Meanwhile in Dobrzyn: Hili and Kulka are at odds again. I will see them soon—Szaron, too!
Hili: I’m ignoring her.A: Maybe rightly so, though I would prefer if you liked her.
Hili: Ignoruję ją.Ja: Może słusznie, chociaż wolałbym, żebyś ją polubiła.
From Now That’s Wild: capybara at the spa
From Jesus of the Day:
From Masih. Now here’s something intriguing. I wonder if they’re using a gas, or if this isn’t even an attack (I suspect it is). Be sure to expand the text:
For about three months, schoolgirls in different cities of Iran, especially in the city of Qom, have been facing symptoms of poisoning after inhaling a smell similar to the smell of fruit. Many of them were taken to the hospital.
— Masih Alinejad 🏳️ (@AlinejadMasih) February 24, 2023
From Richard Dawkins, now in New Zealand for a couple of days. Given his issues with teaching Mataurangi Maori as science, there’s going to be big trouble:
Landed in Auckland.
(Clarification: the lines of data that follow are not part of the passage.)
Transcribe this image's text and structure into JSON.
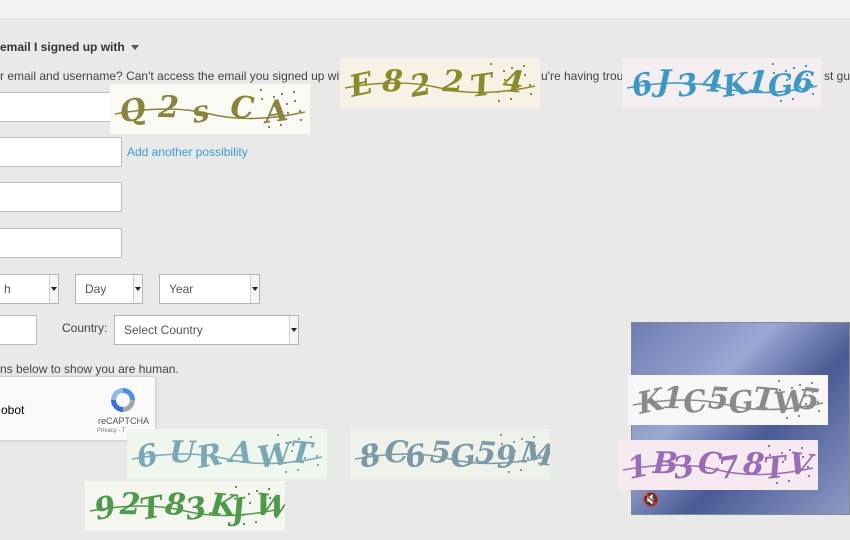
{
  "form": {
    "heading": "email I signed up with",
    "help_text": "r email and username? Can't access the email you signed up with? P",
    "help_text_2": "u're having troub",
    "help_text_3": "st gu",
    "add_link": "Add another possibility",
    "month_select": "h",
    "day_select": "Day",
    "year_select": "Year",
    "country_label": "Country:",
    "country_select": "Select Country",
    "human_text": "ns below to show you are human."
  },
  "recaptcha": {
    "checkbox_label": "obot",
    "brand": "reCAPTCHA",
    "privacy": "Privacy - T"
  },
  "captchas": [
    {
      "text": "Q2sCA",
      "color": "#8a8440"
    },
    {
      "text": "E822T4",
      "color": "#8c8a2c"
    },
    {
      "text": "6J34K1G6",
      "color": "#3d98c4"
    },
    {
      "text": "K1C5GTW5",
      "color": "#8a8a8a"
    },
    {
      "text": "1B3C78TV",
      "color": "#9b6bb6"
    },
    {
      "text": "6URAWT",
      "color": "#7aa8b4"
    },
    {
      "text": "8C65G59M",
      "color": "#7c9aa6"
    },
    {
      "text": "92T83KJW",
      "color": "#4e9a4a"
    }
  ],
  "video": {
    "mute_icon": "speaker-muted-icon"
  }
}
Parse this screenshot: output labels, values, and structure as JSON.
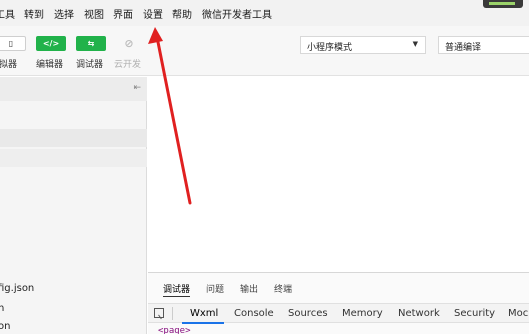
{
  "menu": {
    "items": [
      "工具",
      "转到",
      "选择",
      "视图",
      "界面",
      "设置",
      "帮助",
      "微信开发者工具"
    ]
  },
  "toolbar": {
    "buttons": [
      {
        "glyph": "▯",
        "label": "模拟器"
      },
      {
        "glyph": "</>",
        "label": "编辑器"
      },
      {
        "glyph": "⇆",
        "label": "调试器"
      },
      {
        "glyph": "⊘",
        "label": "云开发"
      }
    ],
    "mode_select": "小程序模式",
    "compile_select": "普通编译"
  },
  "left_panel": {
    "collapse_icon": "⇤",
    "files": [
      "fig.json",
      "n",
      "on"
    ]
  },
  "debugger": {
    "top_tabs": [
      "调试器",
      "问题",
      "输出",
      "终端"
    ],
    "dev_tabs": [
      "Wxml",
      "Console",
      "Sources",
      "Memory",
      "Network",
      "Security",
      "Moc"
    ],
    "code_line": "<page>"
  },
  "annotation": {
    "arrow_color": "#e02020"
  }
}
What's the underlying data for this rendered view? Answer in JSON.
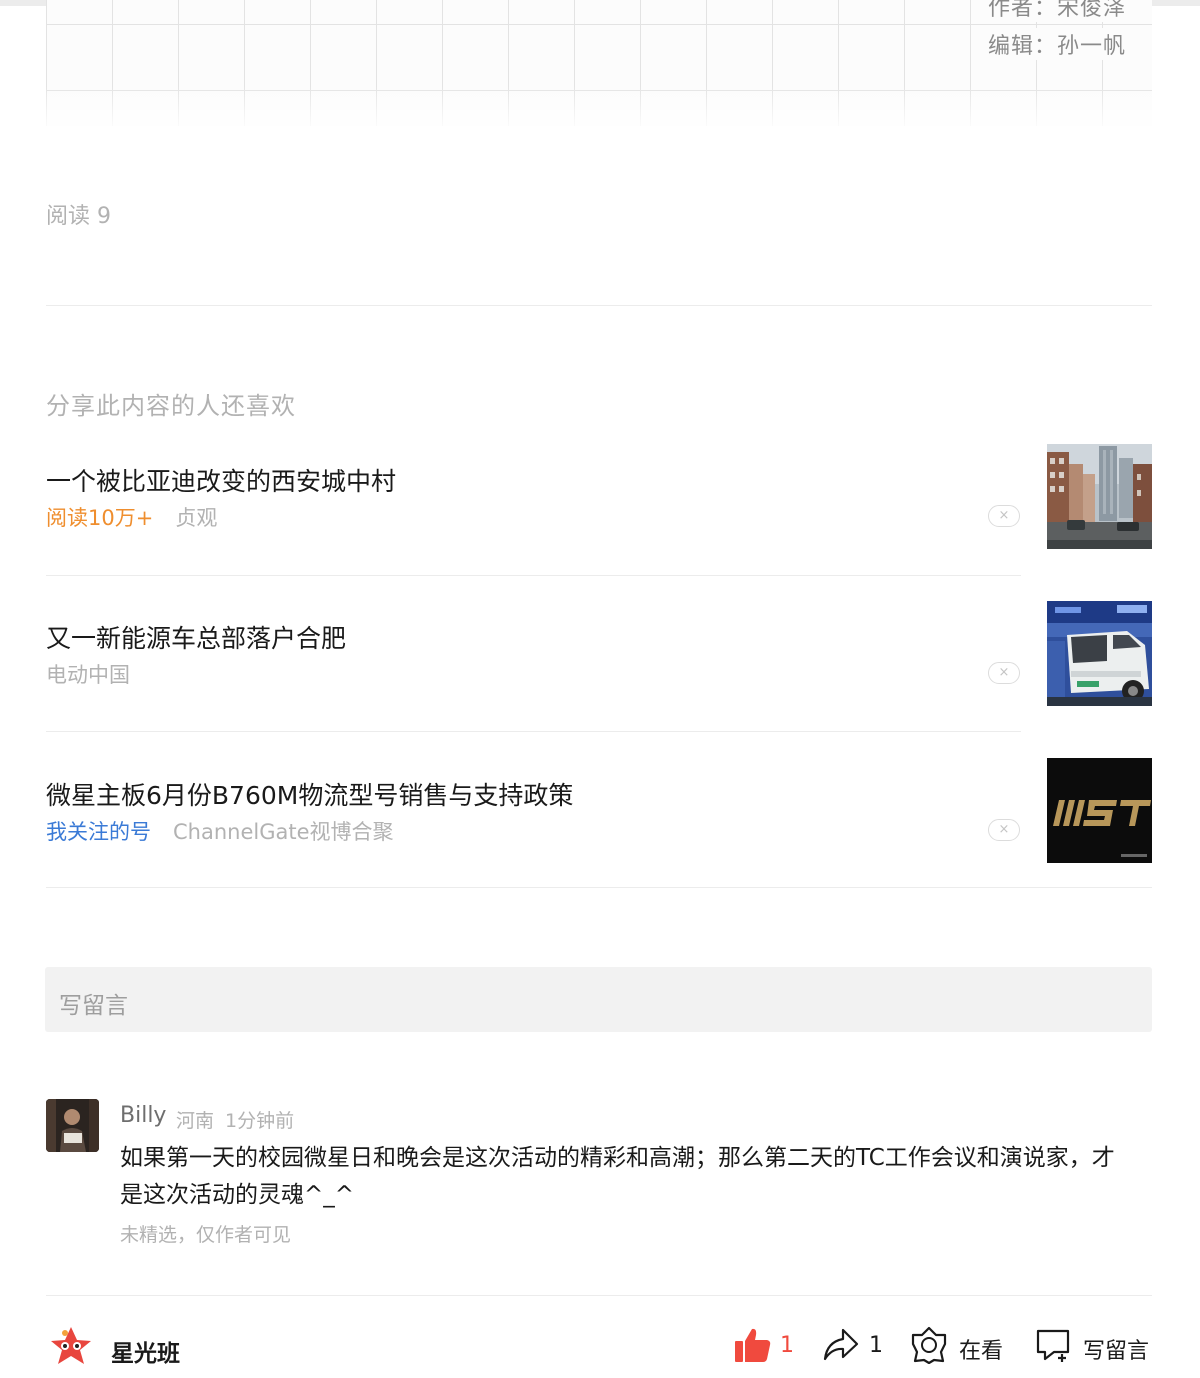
{
  "article": {
    "author_credit": "作者：宋俊泽",
    "editor_credit": "编辑：孙一帆",
    "read_count": "阅读 9"
  },
  "recommendations": {
    "title": "分享此内容的人还喜欢",
    "items": [
      {
        "title": "一个被比亚迪改变的西安城中村",
        "badge": "阅读10万+",
        "source": "贞观",
        "dismiss": "×"
      },
      {
        "title": "又一新能源车总部落户合肥",
        "source": "电动中国",
        "dismiss": "×"
      },
      {
        "title": "微星主板6月份B760M物流型号销售与支持政策",
        "badge": "我关注的号",
        "source": "ChannelGate视博合聚",
        "dismiss": "×"
      }
    ]
  },
  "comments": {
    "input_placeholder": "写留言",
    "items": [
      {
        "name": "Billy",
        "location": "河南",
        "time": "1分钟前",
        "text": "如果第一天的校园微星日和晚会是这次活动的精彩和高潮；那么第二天的TC工作会议和演说家，才是这次活动的灵魂^_^",
        "note": "未精选，仅作者可见"
      }
    ]
  },
  "bottom_bar": {
    "account_name": "星光班",
    "like_count": "1",
    "share_count": "1",
    "wow_label": "在看",
    "comment_label": "写留言"
  },
  "colors": {
    "accent_orange": "#ef8e2e",
    "accent_blue": "#3a7ad6",
    "like_red": "#f04a3e",
    "muted_text": "#b2b2b2"
  }
}
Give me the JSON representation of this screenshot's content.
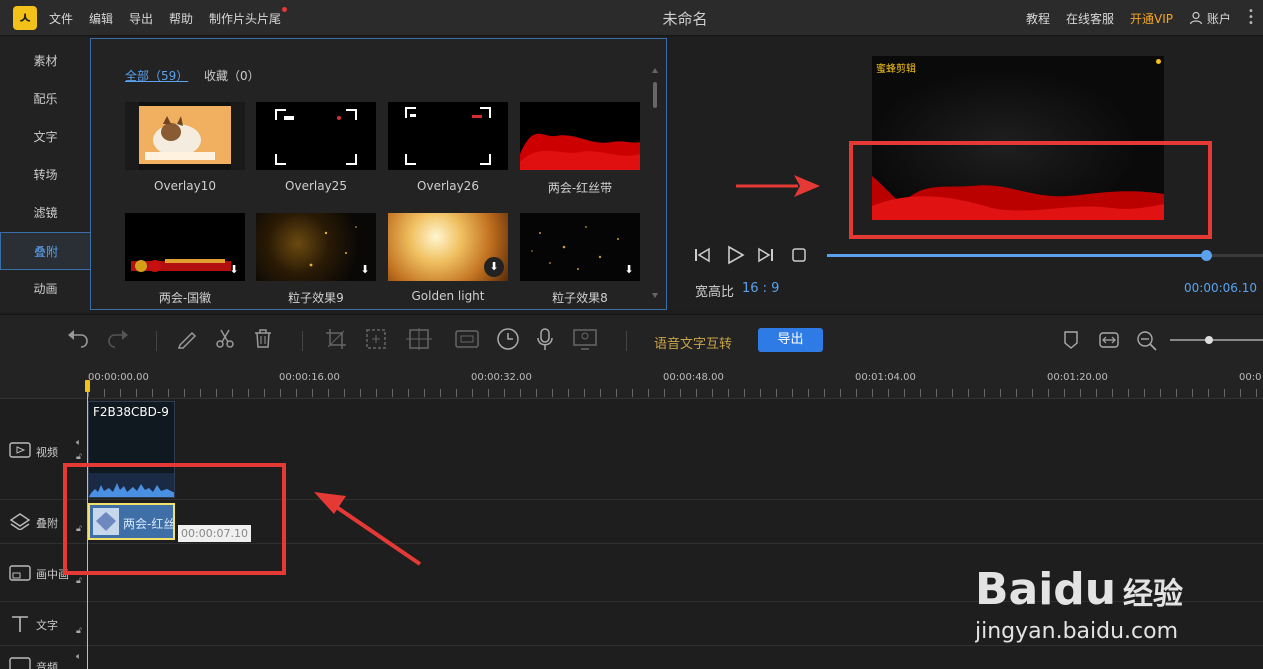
{
  "app": {
    "title": "未命名",
    "logo_glyph": "ㅅ"
  },
  "menu": [
    "文件",
    "编辑",
    "导出",
    "帮助",
    "制作片头片尾"
  ],
  "topright": {
    "tutorial": "教程",
    "support": "在线客服",
    "vip": "开通VIP",
    "account": "账户"
  },
  "sidebar": {
    "items": [
      "素材",
      "配乐",
      "文字",
      "转场",
      "滤镜",
      "叠附",
      "动画"
    ],
    "active": "叠附"
  },
  "library": {
    "tabs": [
      "全部（59）",
      "收藏（0）"
    ],
    "items": [
      {
        "label": "Overlay10",
        "icon": "cat-photo"
      },
      {
        "label": "Overlay25",
        "icon": "frame-overlay"
      },
      {
        "label": "Overlay26",
        "icon": "frame-overlay"
      },
      {
        "label": "两会-红丝带",
        "icon": "red-ribbon"
      },
      {
        "label": "两会-国徽",
        "icon": "emblem-banner"
      },
      {
        "label": "粒子效果9",
        "icon": "particles"
      },
      {
        "label": "Golden light",
        "icon": "golden-light"
      },
      {
        "label": "粒子效果8",
        "icon": "particles"
      }
    ]
  },
  "preview": {
    "watermark": "蜜蜂剪辑",
    "ratio_label": "宽高比",
    "ratio_value": "16 : 9",
    "time": "00:00:06.10",
    "progress": 0.87
  },
  "toolbar": {
    "speech_to_text": "语音文字互转",
    "export": "导出"
  },
  "ruler": [
    "00:00:00.00",
    "00:00:16.00",
    "00:00:32.00",
    "00:00:48.00",
    "00:01:04.00",
    "00:01:20.00",
    "00:0"
  ],
  "tracks": {
    "video": "视频",
    "overlay": "叠附",
    "pip": "画中画",
    "text": "文字",
    "audio": "音频"
  },
  "clips": {
    "video_name": "F2B38CBD-9",
    "overlay_name": "两会-红丝",
    "overlay_time": "00:00:07.10"
  },
  "watermark": {
    "brand": "Baidu",
    "cn": "经验",
    "url": "jingyan.baidu.com"
  },
  "colors": {
    "accent": "#5aa2ee",
    "vip": "#f5a623",
    "highlight": "#e53935",
    "playhead": "#f3c11a"
  }
}
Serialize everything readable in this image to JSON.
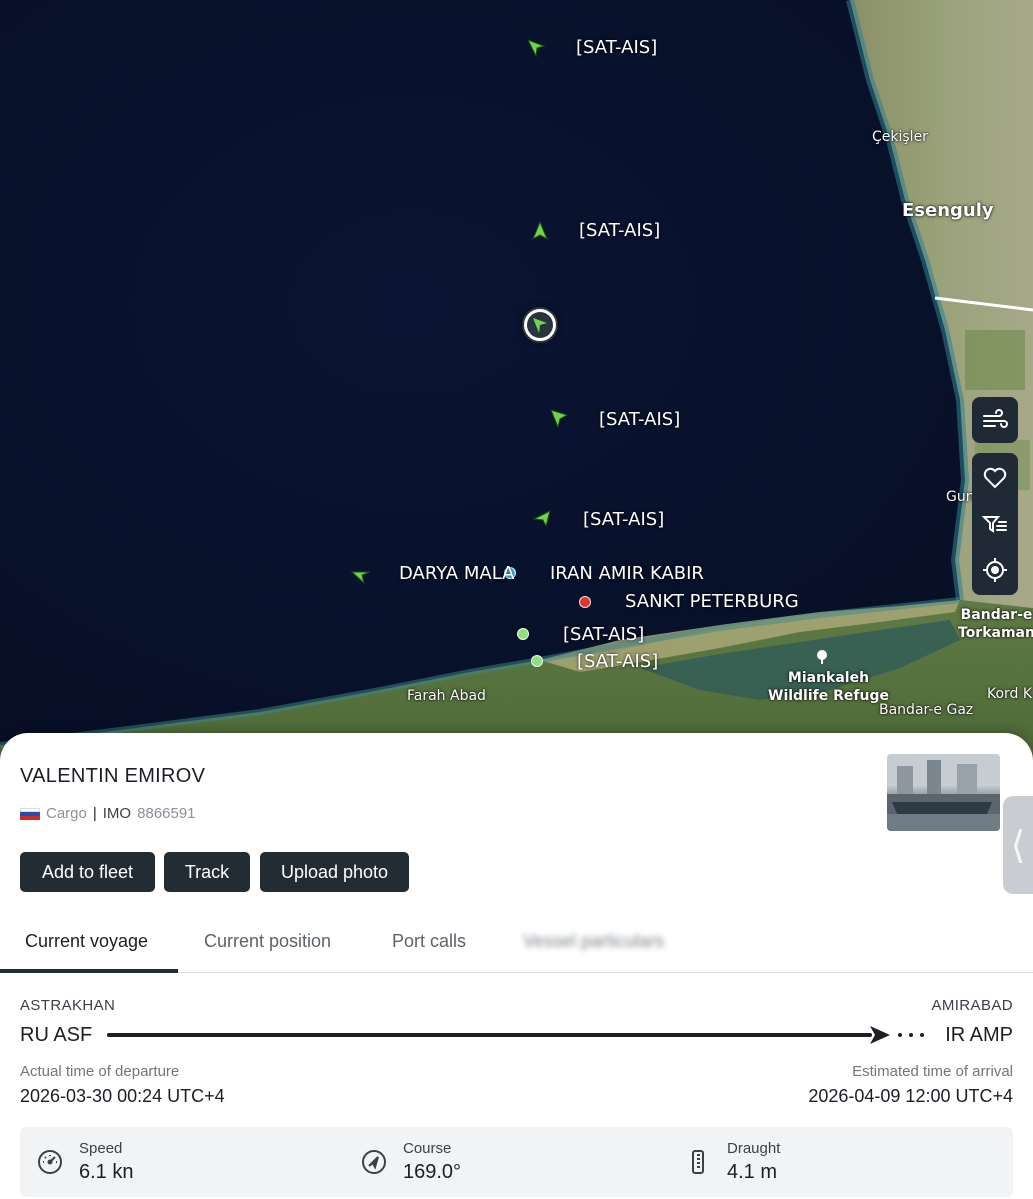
{
  "map": {
    "vessel_labels": [
      {
        "id": "sat1",
        "text": "[SAT-AIS]"
      },
      {
        "id": "sat2",
        "text": "[SAT-AIS]"
      },
      {
        "id": "sat3",
        "text": "[SAT-AIS]"
      },
      {
        "id": "sat4",
        "text": "[SAT-AIS]"
      },
      {
        "id": "darya",
        "text": "DARYA MALA"
      },
      {
        "id": "iran",
        "text": "IRAN AMIR KABIR"
      },
      {
        "id": "sankt",
        "text": "SANKT PETERBURG"
      },
      {
        "id": "sat5",
        "text": "[SAT-AIS]"
      },
      {
        "id": "sat6",
        "text": "[SAT-AIS]"
      }
    ],
    "places": {
      "cekisler": "Çekişler",
      "esenguly": "Esenguly",
      "gun": "Gun",
      "bandar_torkaman_1": "Bandar-e",
      "bandar_torkaman_2": "Torkaman",
      "miankaleh_1": "Miankaleh",
      "miankaleh_2": "Wildlife Refuge",
      "farah_abad": "Farah Abad",
      "bandar_gaz": "Bandar-e Gaz",
      "kord": "Kord K"
    },
    "colors": {
      "sea": "#08112a",
      "land": "#6f7a4e",
      "vessel_green": "#6fd44a",
      "dot_cyan": "#3cc8e8",
      "dot_red": "#e0352b",
      "dot_green": "#8fe07a"
    },
    "controls": [
      "wind-icon",
      "heart-icon",
      "filter-icon",
      "locate-icon"
    ]
  },
  "vessel": {
    "name": "VALENTIN EMIROV",
    "type": "Cargo",
    "separator": "|",
    "imo_label": "IMO",
    "imo": "8866591",
    "flag": "russia-flag"
  },
  "actions": {
    "add_to_fleet": "Add to fleet",
    "track": "Track",
    "upload_photo": "Upload photo"
  },
  "tabs": {
    "current_voyage": "Current voyage",
    "current_position": "Current position",
    "port_calls": "Port calls",
    "hidden": "Vessel particulars"
  },
  "voyage": {
    "origin_name": "ASTRAKHAN",
    "origin_code": "RU ASF",
    "destination_name": "AMIRABAD",
    "destination_code": "IR AMP",
    "departure_label": "Actual time of departure",
    "departure_time": "2026-03-30 00:24 UTC+4",
    "arrival_label": "Estimated time of arrival",
    "arrival_time": "2026-04-09 12:00 UTC+4"
  },
  "stats": {
    "speed_label": "Speed",
    "speed_value": "6.1 kn",
    "course_label": "Course",
    "course_value": "169.0°",
    "draught_label": "Draught",
    "draught_value": "4.1 m"
  }
}
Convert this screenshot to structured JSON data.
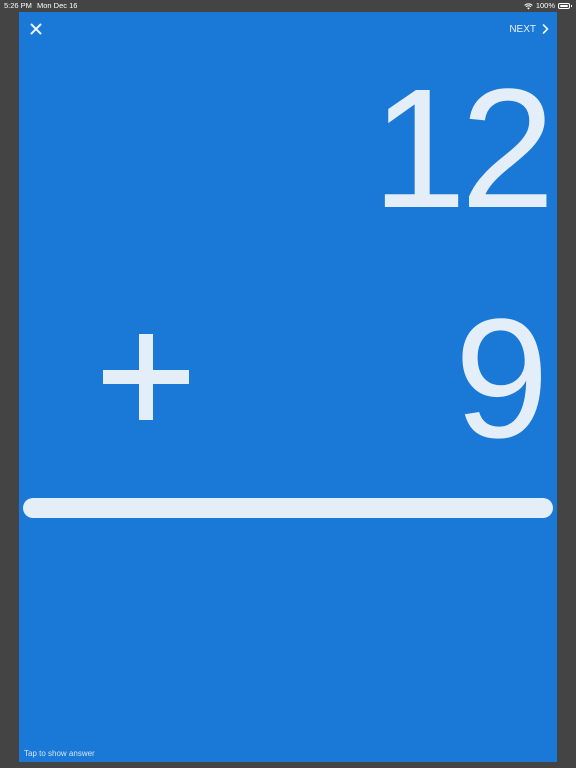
{
  "status_bar": {
    "time": "5:26 PM",
    "date": "Mon Dec 16",
    "battery": "100%",
    "wifi_icon": "wifi-icon",
    "battery_icon": "battery-icon"
  },
  "card": {
    "background": "#1a78d6",
    "close_icon": "close-icon",
    "next_label": "NEXT",
    "next_icon": "chevron-right-icon",
    "top_number": "12",
    "operator": "+",
    "bottom_number": "9",
    "hint": "Tap to show answer"
  }
}
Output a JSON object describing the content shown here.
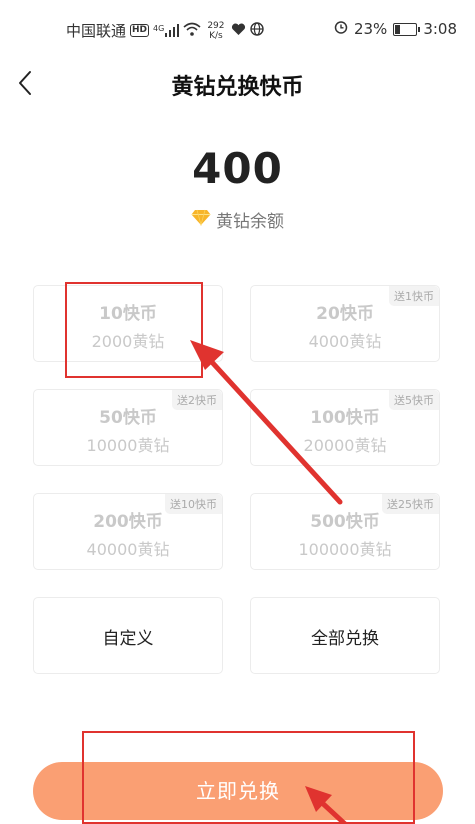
{
  "status_bar": {
    "carrier": "中国联通",
    "network_badge": "HD",
    "network_type": "4G",
    "speed_value": "292",
    "speed_unit": "K/s",
    "battery": "23%",
    "time": "3:08",
    "battery_level": 0.23
  },
  "header": {
    "title": "黄钻兑换快币",
    "back_icon": "chevron-left-icon"
  },
  "balance": {
    "value": "400",
    "label": "黄钻余额",
    "icon": "diamond-icon",
    "icon_color": "#f7b529"
  },
  "options": [
    {
      "coins": "10快币",
      "cost": "2000黄钻",
      "bonus": ""
    },
    {
      "coins": "20快币",
      "cost": "4000黄钻",
      "bonus": "送1快币"
    },
    {
      "coins": "50快币",
      "cost": "10000黄钻",
      "bonus": "送2快币"
    },
    {
      "coins": "100快币",
      "cost": "20000黄钻",
      "bonus": "送5快币"
    },
    {
      "coins": "200快币",
      "cost": "40000黄钻",
      "bonus": "送10快币"
    },
    {
      "coins": "500快币",
      "cost": "100000黄钻",
      "bonus": "送25快币"
    }
  ],
  "custom_option": "自定义",
  "all_option": "全部兑换",
  "redeem_button": "立即兑换",
  "colors": {
    "accent": "#fa9f73",
    "annotation": "#e0332f"
  }
}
Looking forward to my conversation with Michael Goldwater (@mjgoldwater) at Kiri Te Kanawa Theatre tomorrow, 25 Feb, 7.30pm. I expect we will cover the controversy over science education in NZ.
Tickets here: https://t.co/MZlxGH6w5J
— Richard Dawkins (@RichardDawkins) February 24, 2023
From Gravelinspector, a very old duck mosaic:
Ancient Greek word of the day:
νηττα, -ης f. (netta) = duck 🦆
Byzantine Mosaic of a Duck, c. 530 AD, from Taucheira Palace Church.
— Digital Maps of the Ancient World (@DigitalMapsAW) February 13, 2023
From Simon, who adds, “Will Dems go harder on crime before the next presidential election? I note that it’s a big issue in the Chicago mayoral race. Things like this might also provide a shove.” Craig votes as a Democrat, and represents Minnesota’s 2nd Congressional district:
“I got attacked by someone who the District of Columbia has not prosecuted fully over the course of almost a decade, over the course of 12 assaults before mine that morning”: @RepAngieCraig is calling for changes to prevent known criminals from targeting new victims. pic.twitter.com/Q391z6UBtA
— CBS Mornings (@CBSMornings) February 14, 2023
From both Matthew and Dom. Matthew says, “I bet the poor mantis felt better.” Oy!
Hi so this is the horsehair worm, a host specific parasite for the praying mantis.
If this isn’t disgusting enough y’all should know that these worms affect their perception of horizontal light (think the light that’s reflected off water) which causes them to jump in and drown https://t.co/ji2Sy6lTjg
— brand new whipworm, just hopped in (@microsama_) February 24, 2023
From the Auschwitz Memorial, a 12-year-old Jewish boy gassed upon arrival.
25 February 1931 | A German Jewish boy, Gert Wolfgang Schönfeld, was born in Berlin.
— Auschwitz Memorial (@AuschwitzMuseum) February 25, 2023
Two more tweets from Matthew:
Look at this spider (identified in tweet). There are two pairs of eyes on its head horn, and its palps (the two in front) are very complex. Read more about it here.
Occasionally, a creature emerges from the leaf-litter that is so weird, if it were a reconstruction or a drawing, you'd think it was fabricated.
A male🕷️collected from a Charnwood woodland, Leicestershire: Walckenaeria acuminata. Check out his👀👀👀👀 pic.twitter.com/41kd8Vg4n7
— Richard Wilson (@ecology_digest) February 6, 2023
Why didn’t Mayor Pete figure this out?
Norfolk-Southern releases never-before-seen footage of derailment probable cause… pic.twitter.com/IsSOzsRAus
— Can’t We All Get Along? (@Cats4Pete) February 23, 2023